What is the classic number of CFUs/mL in order to 100% diagnosis someone with a UTI?

10^5 CFUs/mL

*this is starting to drop down to 10^3, but the classic teaching is 10^5*


Why are male patients almost always complicated UTIs?

Because they hardly ever get them due to longer urethra


What types of patients require cultures?

Pretty much everyone who doesnt present with a simple uncomplicated UTI and is symptomatic
- children, men and pregnant women are automatically complicated UTIs


How does one make the diagnosis of asymptomatic bacteria?

Is a normal appearing person that lacks typical signs and symptoms of UTI’s
- especially no fever or vomiting

However urinary dipstick shows signs of infection and culture will come back positive with >10^5 with some organism

***lack of treatment does NOT lead to injury to the patient, as compared to pyelonephritis***
- therefore, we DONT treat patients with this as long as they are asymptomatic and are not pregnant!!

**if patient is pregnant or the patient is undergoing urologic procedures and can likely bleed, must still treat since it can affect the child**


What are long term complications of untreated UTI

Renal scarring and GFR dysfunction

HTN (sometimes malignant)

Septic shock


Why is it important to ask patients who present with UTI symptoms if they have recently been using antibiotics?

If they say yes, it likely is a resistant organisms you are dealing with


Classic presentation of a UTI

A female who presents with:
-Urgency of urination without vaginal symptoms

**even higher chance if they state they have history of UTI/STD in the past**

***if the patient has all the above, especially the no-vaginal symptoms, then acute lower UTI = 90%***


First line therapies for uncomplicated UTI and cystitis

Nitrofurantoin (NO in pregnancy)

TMP-SMX (OK in pregnancy outside of the 3rd trimester)


Cephalosporins (3rd gen ceftriaxone/cefotaxime or 4th gen cefepime)

**second line = fluroquinolones**

***you don’t need imagining/cultures to diagnosis this and start treatment if the they have the classic triad of symptoms***


What is 1st line in VRE?

Carbapenems needed to be added
- ertapenem


What is added to cover MRSA infections



When should you expect urinary tract infection obstruction with a UTI

If a patient is on appropriate antibiotics and they are not getting better (in fact often get worse)


When do you need to consider prostitis with a UTI?

Males who present with febrile UTIs
- requires 4-6 weeks of SMX-TMP or fluroquinolones


What is required to diagnosis sepsis?

SIRS criteria (need 2 of the 4) + infection = sepsis
SIRS criteria:
- temperature > 38.0 C
- heart rate > 90 bpm
- Respiratory rate > 20 breaths
- WBC > 12,000

Treatment = start IV fluids.
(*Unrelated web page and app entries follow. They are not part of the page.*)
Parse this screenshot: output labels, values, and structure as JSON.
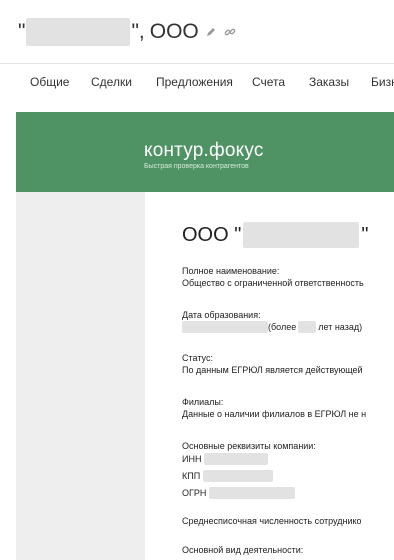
{
  "header": {
    "quote_open": "\"",
    "quote_close": "\",",
    "org_form": "ООО",
    "edit_icon": "pencil-icon",
    "link_icon": "link-icon"
  },
  "tabs": [
    "Общие",
    "Сделки",
    "Предложения",
    "Счета",
    "Заказы",
    "Бизн"
  ],
  "report": {
    "logo_text": "контур.фокус",
    "tagline": "Быстрая проверка контрагентов",
    "company_title_prefix": "ООО \"",
    "company_title_suffix": "\"",
    "full_name_label": "Полное наименование:",
    "full_name_value": "Общество с ограниченной ответственность",
    "founded_label": "Дата образования:",
    "founded_more": "(более",
    "founded_ago": "лет назад)",
    "status_label": "Статус:",
    "status_value": "По данным ЕГРЮЛ является действующей",
    "branches_label": "Филиалы:",
    "branches_value": "Данные о наличии филиалов в ЕГРЮЛ не н",
    "requisites_label": "Основные реквизиты компании:",
    "inn_label": "ИНН",
    "kpp_label": "КПП",
    "ogrn_label": "ОГРН",
    "headcount_label": "Среднесписочная численность сотруднико",
    "activity_label": "Основной вид деятельности:"
  },
  "colors": {
    "banner": "#4f9364",
    "redaction": "#e2e2e2"
  }
}
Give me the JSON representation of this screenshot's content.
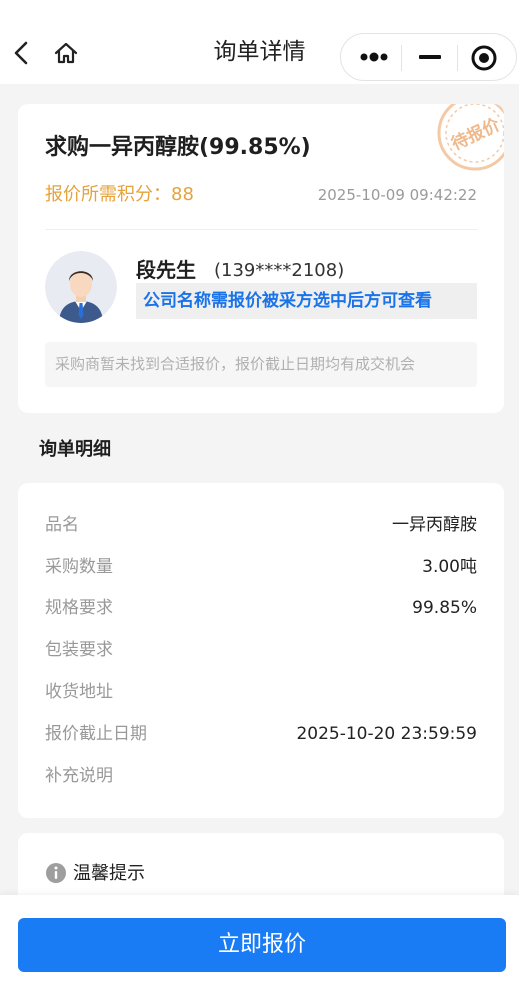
{
  "nav": {
    "title": "询单详情"
  },
  "inquiry": {
    "title": "求购一异丙醇胺(99.85%)",
    "points_label": "报价所需积分：88",
    "time": "2025-10-09 09:42:22",
    "stamp_text": "待报价"
  },
  "buyer": {
    "name": "段先生",
    "phone": "(139****2108)",
    "company_note": "公司名称需报价被采方选中后方可查看"
  },
  "notice": "采购商暂未找到合适报价，报价截止日期均有成交机会",
  "details": {
    "section_title": "询单明细",
    "rows": [
      {
        "label": "品名",
        "value": "一异丙醇胺"
      },
      {
        "label": "采购数量",
        "value": "3.00吨"
      },
      {
        "label": "规格要求",
        "value": "99.85%"
      },
      {
        "label": "包装要求",
        "value": ""
      },
      {
        "label": "收货地址",
        "value": ""
      },
      {
        "label": "报价截止日期",
        "value": "2025-10-20 23:59:59"
      },
      {
        "label": "补充说明",
        "value": ""
      }
    ]
  },
  "warm_tip": {
    "title": "温馨提示"
  },
  "action": {
    "quote_label": "立即报价"
  },
  "colors": {
    "accent": "#1a7cf5",
    "points": "#e6a23c",
    "company_note": "#1a73e8"
  }
}
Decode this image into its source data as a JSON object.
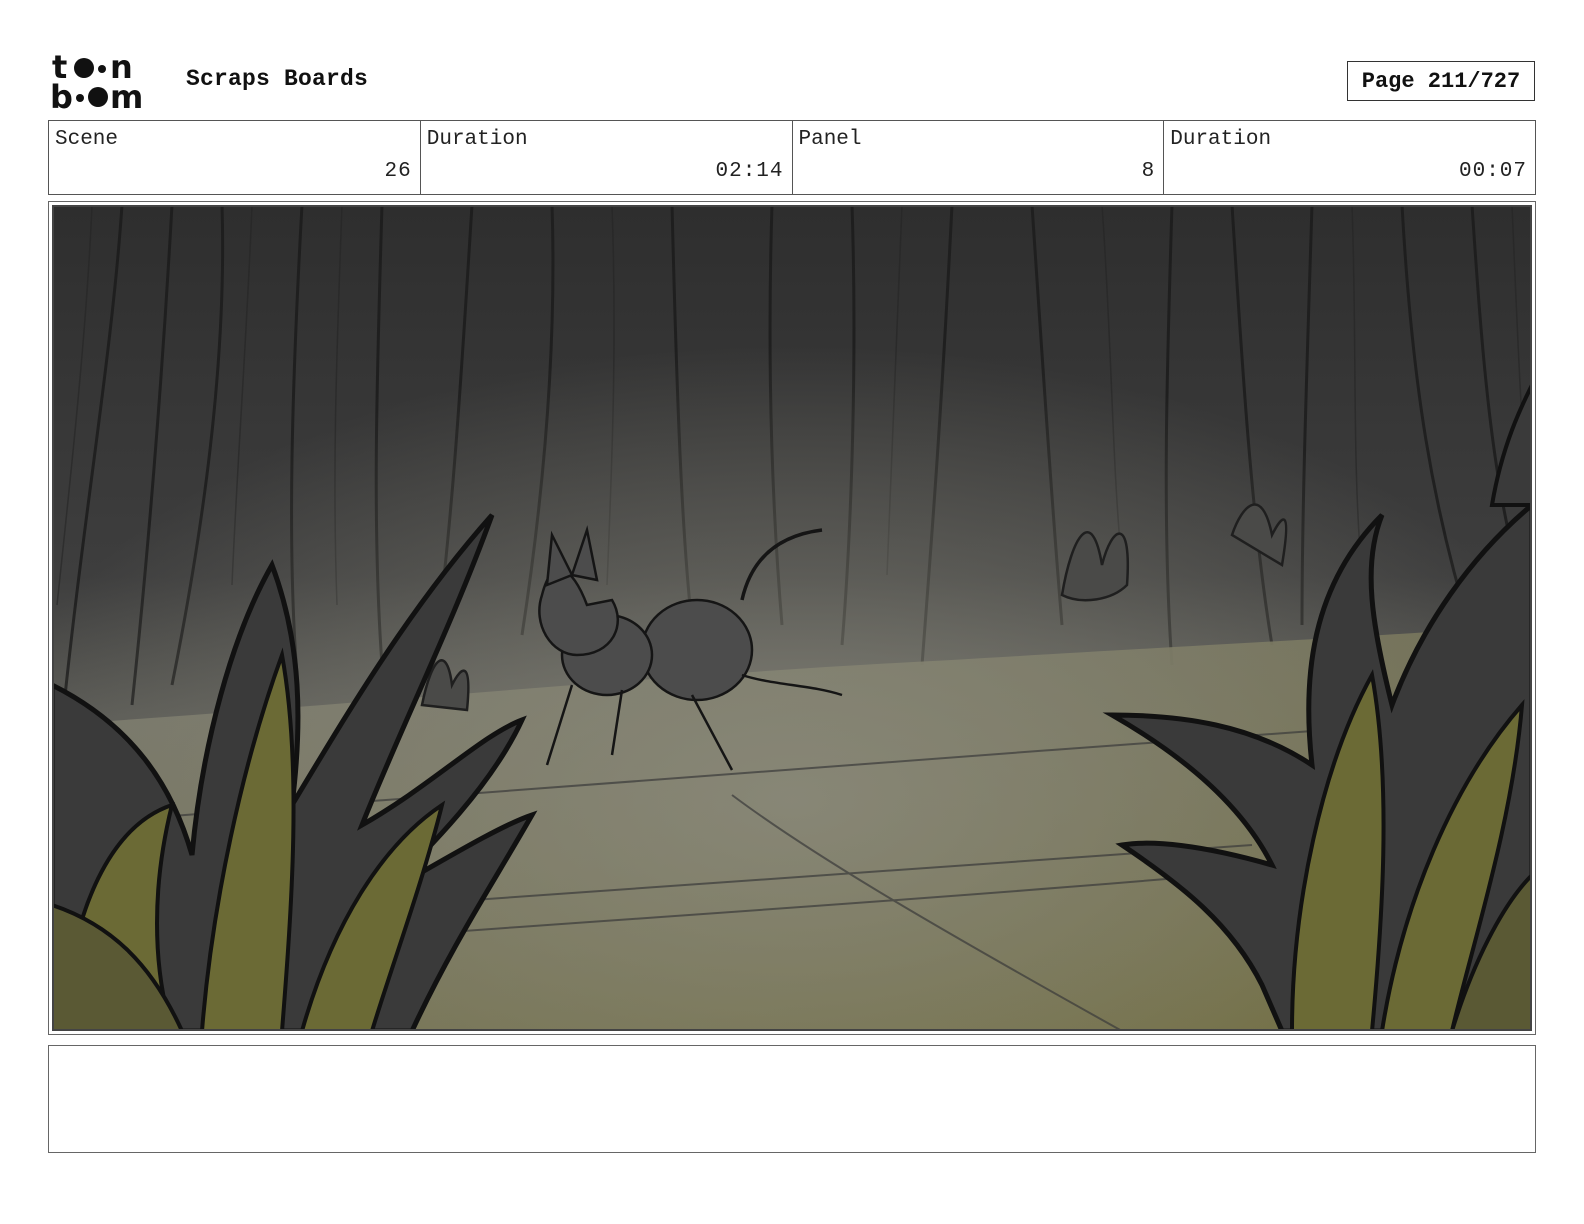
{
  "header": {
    "logo_text": "toon boom",
    "title": "Scraps Boards",
    "page_indicator": "Page 211/727"
  },
  "info": {
    "scene_label": "Scene",
    "scene_value": "26",
    "scene_duration_label": "Duration",
    "scene_duration_value": "02:14",
    "panel_label": "Panel",
    "panel_value": "8",
    "panel_duration_label": "Duration",
    "panel_duration_value": "00:07"
  },
  "panel": {
    "description": "",
    "colors": {
      "forest_dark": "#2b2b2b",
      "forest_mid": "#4a4a4a",
      "ground_light": "#8a8a7a",
      "ground_olive": "#6f6b3a",
      "plant_olive": "#6b6a35",
      "plant_dark": "#3a3a3a"
    }
  },
  "notes": {
    "text": ""
  }
}
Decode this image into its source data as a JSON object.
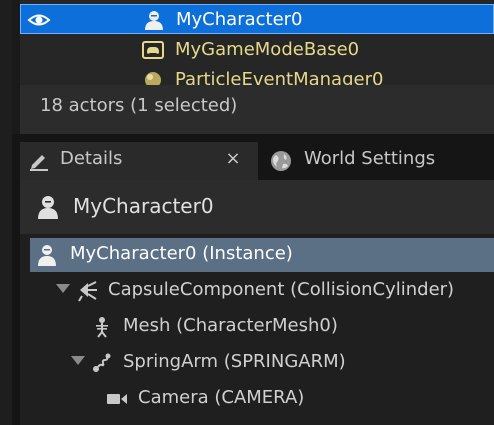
{
  "outliner": {
    "rows": [
      {
        "label": "MyCharacter0",
        "icon": "character-icon",
        "selected": true
      },
      {
        "label": "MyGameModeBase0",
        "icon": "gamemode-icon",
        "selected": false
      },
      {
        "label": "ParticleEventManager0",
        "icon": "actor-sphere-icon",
        "selected": false
      }
    ],
    "status": "18 actors (1 selected)"
  },
  "tabs": [
    {
      "label": "Details",
      "icon": "details-pencil-icon",
      "close_label": "×",
      "active": true
    },
    {
      "label": "World Settings",
      "icon": "world-globe-icon",
      "active": false
    }
  ],
  "details": {
    "header_label": "MyCharacter0",
    "components": [
      {
        "label": "MyCharacter0 (Instance)",
        "icon": "character-icon",
        "selected": true
      },
      {
        "label": "CapsuleComponent (CollisionCylinder)",
        "icon": "capsule-icon",
        "expanded": true
      },
      {
        "label": "Mesh (CharacterMesh0)",
        "icon": "skeleton-icon"
      },
      {
        "label": "SpringArm (SPRINGARM)",
        "icon": "springarm-icon",
        "expanded": true
      },
      {
        "label": "Camera (CAMERA)",
        "icon": "camera-icon"
      }
    ]
  },
  "colors": {
    "selection_blue": "#0d6fd9",
    "component_selected": "#5b6f85",
    "actor_label_yellow": "#e6d88a"
  }
}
If it doesn’t solve hypotension, then start vasopressors (usually NE 1st)


Multiple organ dysfunction syndrome

Progressive organ dysfunction in acutely ill patients
- can be caused by infectious or non-infectious diseases

**will show multiple organ systems failing which are seen bellow with the respective lab abnormalities
- hematologic = low platelet count/INR
- liver = bilirubin high
- brain = low GCS and AMS
- renal = low creatinine and urine output
- cardiovascular = low blood pressure and height heart rate
- respiratory = oxygen requirements
- cellular metabolism = high lactate
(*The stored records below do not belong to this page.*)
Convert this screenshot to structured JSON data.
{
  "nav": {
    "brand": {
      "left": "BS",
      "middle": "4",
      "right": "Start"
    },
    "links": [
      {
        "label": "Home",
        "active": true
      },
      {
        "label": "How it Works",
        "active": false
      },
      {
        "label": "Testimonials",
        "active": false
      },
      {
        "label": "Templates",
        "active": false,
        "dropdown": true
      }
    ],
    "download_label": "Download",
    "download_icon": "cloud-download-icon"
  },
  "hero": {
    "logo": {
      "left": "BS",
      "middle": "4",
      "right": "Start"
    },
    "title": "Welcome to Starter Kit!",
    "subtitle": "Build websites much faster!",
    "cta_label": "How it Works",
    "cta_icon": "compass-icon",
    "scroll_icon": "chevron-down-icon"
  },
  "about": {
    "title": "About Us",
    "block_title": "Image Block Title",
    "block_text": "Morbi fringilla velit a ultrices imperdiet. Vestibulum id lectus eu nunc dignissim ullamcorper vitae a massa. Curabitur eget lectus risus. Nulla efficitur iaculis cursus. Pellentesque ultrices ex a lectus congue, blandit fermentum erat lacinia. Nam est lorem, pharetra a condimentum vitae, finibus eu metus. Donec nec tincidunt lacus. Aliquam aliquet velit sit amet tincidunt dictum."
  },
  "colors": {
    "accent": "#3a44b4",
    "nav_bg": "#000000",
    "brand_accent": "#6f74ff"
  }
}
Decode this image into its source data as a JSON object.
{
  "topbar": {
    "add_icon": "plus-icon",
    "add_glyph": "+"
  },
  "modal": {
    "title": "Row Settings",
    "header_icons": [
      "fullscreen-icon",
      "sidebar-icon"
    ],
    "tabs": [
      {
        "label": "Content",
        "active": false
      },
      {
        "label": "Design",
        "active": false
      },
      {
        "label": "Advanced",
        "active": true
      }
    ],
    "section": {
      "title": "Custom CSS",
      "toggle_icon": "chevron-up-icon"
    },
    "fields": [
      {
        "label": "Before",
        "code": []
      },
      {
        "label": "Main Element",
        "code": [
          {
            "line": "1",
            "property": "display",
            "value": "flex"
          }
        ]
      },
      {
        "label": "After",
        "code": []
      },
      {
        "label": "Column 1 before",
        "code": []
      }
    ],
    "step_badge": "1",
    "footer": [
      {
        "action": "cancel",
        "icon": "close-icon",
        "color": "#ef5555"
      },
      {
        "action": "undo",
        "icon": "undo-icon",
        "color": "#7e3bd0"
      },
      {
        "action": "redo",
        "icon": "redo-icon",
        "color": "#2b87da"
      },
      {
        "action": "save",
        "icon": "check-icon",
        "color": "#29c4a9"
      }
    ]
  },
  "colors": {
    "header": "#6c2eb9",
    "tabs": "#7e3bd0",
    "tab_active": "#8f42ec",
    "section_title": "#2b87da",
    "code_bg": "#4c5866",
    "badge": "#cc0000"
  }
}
What is the #1 compounding risk factor in males that present with febrile UTIs?

- almost always shows this (90%)
- needs 4-6 weeks of treatment